**What you will do:** Repeat the records. Match each character exactly.

**Data for this exercise:**
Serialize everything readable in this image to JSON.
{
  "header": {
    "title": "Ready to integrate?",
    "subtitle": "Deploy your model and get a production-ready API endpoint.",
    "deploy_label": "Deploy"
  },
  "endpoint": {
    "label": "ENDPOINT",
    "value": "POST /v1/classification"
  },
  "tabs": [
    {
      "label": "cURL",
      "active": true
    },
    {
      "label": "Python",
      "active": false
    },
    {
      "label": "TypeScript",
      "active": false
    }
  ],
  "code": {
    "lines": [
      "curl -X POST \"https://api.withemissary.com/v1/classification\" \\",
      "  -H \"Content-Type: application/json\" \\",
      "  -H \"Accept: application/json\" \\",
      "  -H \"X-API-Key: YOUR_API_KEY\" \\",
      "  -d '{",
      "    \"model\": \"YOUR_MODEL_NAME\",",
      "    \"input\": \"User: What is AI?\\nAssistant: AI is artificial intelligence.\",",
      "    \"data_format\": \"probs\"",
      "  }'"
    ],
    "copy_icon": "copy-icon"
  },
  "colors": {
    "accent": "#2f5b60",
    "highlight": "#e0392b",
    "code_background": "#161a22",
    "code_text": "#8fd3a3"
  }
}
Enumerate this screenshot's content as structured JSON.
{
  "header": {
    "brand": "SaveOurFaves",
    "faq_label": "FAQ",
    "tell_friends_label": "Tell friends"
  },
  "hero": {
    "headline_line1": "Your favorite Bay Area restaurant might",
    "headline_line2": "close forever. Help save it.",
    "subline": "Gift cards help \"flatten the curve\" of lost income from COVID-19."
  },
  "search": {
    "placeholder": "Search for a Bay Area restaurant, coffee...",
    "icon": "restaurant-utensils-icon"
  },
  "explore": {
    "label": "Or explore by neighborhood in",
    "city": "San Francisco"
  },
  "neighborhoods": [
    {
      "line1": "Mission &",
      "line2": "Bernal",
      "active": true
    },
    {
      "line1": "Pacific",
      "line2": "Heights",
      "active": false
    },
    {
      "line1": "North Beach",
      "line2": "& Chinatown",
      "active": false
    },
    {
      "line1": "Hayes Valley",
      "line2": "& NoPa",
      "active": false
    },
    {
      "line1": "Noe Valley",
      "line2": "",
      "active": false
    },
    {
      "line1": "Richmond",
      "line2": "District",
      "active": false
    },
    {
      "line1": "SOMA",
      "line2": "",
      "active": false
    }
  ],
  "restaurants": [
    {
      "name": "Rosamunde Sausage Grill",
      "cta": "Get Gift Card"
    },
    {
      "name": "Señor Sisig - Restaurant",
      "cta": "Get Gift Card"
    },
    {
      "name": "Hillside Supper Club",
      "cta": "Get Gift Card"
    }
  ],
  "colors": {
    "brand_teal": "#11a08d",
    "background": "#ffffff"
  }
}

**Solution:**
Serialize everything readable in this image to JSON.
{
  "header": {
    "title": "Ready to integrate?",
    "subtitle": "Deploy your model and get a production-ready API endpoint.",
    "deploy_label": "Deploy"
  },
  "endpoint": {
    "label": "ENDPOINT",
    "value": "POST /v1/classification"
  },
  "tabs": [
    {
      "label": "cURL",
      "active": true
    },
    {
      "label": "Python",
      "active": false
    },
    {
      "label": "TypeScript",
      "active": false
    }
  ],
  "code": {
    "lines": [
      "curl -X POST \"https://api.withemissary.com/v1/classification\" \\",
      "  -H \"Content-Type: application/json\" \\",
      "  -H \"Accept: application/json\" \\",
      "  -H \"X-API-Key: YOUR_API_KEY\" \\",
      "  -d '{",
      "    \"model\": \"YOUR_MODEL_NAME\",",
      "    \"input\": \"User: What is AI?\\nAssistant: AI is artificial intelligence.\",",
      "    \"data_format\": \"probs\"",
      "  }'"
    ],
    "copy_icon": "copy-icon"
  },
  "colors": {
    "accent": "#2f5b60",
    "highlight": "#e0392b",
    "code_background": "#161a22",
    "code_text": "#8fd3a3"
  }
}
Enumerate this screenshot's content as structured JSON.
{
  "header": {
    "brand": "SaveOurFaves",
    "faq_label": "FAQ",
    "tell_friends_label": "Tell friends"
  },
  "hero": {
    "headline_line1": "Your favorite Bay Area restaurant might",
    "headline_line2": "close forever. Help save it.",
    "subline": "Gift cards help \"flatten the curve\" of lost income from COVID-19."
  },
  "search": {
    "placeholder": "Search for a Bay Area restaurant, coffee...",
    "icon": "restaurant-utensils-icon"
  },
  "explore": {
    "label": "Or explore by neighborhood in",
    "city": "San Francisco"
  },
  "neighborhoods": [
    {
      "line1": "Mission &",
      "line2": "Bernal",
      "active": true
    },
    {
      "line1": "Pacific",
      "line2": "Heights",
      "active": false
    },
    {
      "line1": "North Beach",
      "line2": "& Chinatown",
      "active": false
    },
    {
      "line1": "Hayes Valley",
      "line2": "& NoPa",
      "active": false
    },
    {
      "line1": "Noe Valley",
      "line2": "",
      "active": false
    },
    {
      "line1": "Richmond",
      "line2": "District",
      "active": false
    },
    {
      "line1": "SOMA",
      "line2": "",
      "active": false
    }
  ],
  "restaurants": [
    {
      "name": "Rosamunde Sausage Grill",
      "cta": "Get Gift Card"
    },
    {
      "name": "Señor Sisig - Restaurant",
      "cta": "Get Gift Card"
    },
    {
      "name": "Hillside Supper Club",
      "cta": "Get Gift Card"
    }
  ],
  "colors": {
    "brand_teal": "#11a08d",
    "background": "#ffffff"
  }
}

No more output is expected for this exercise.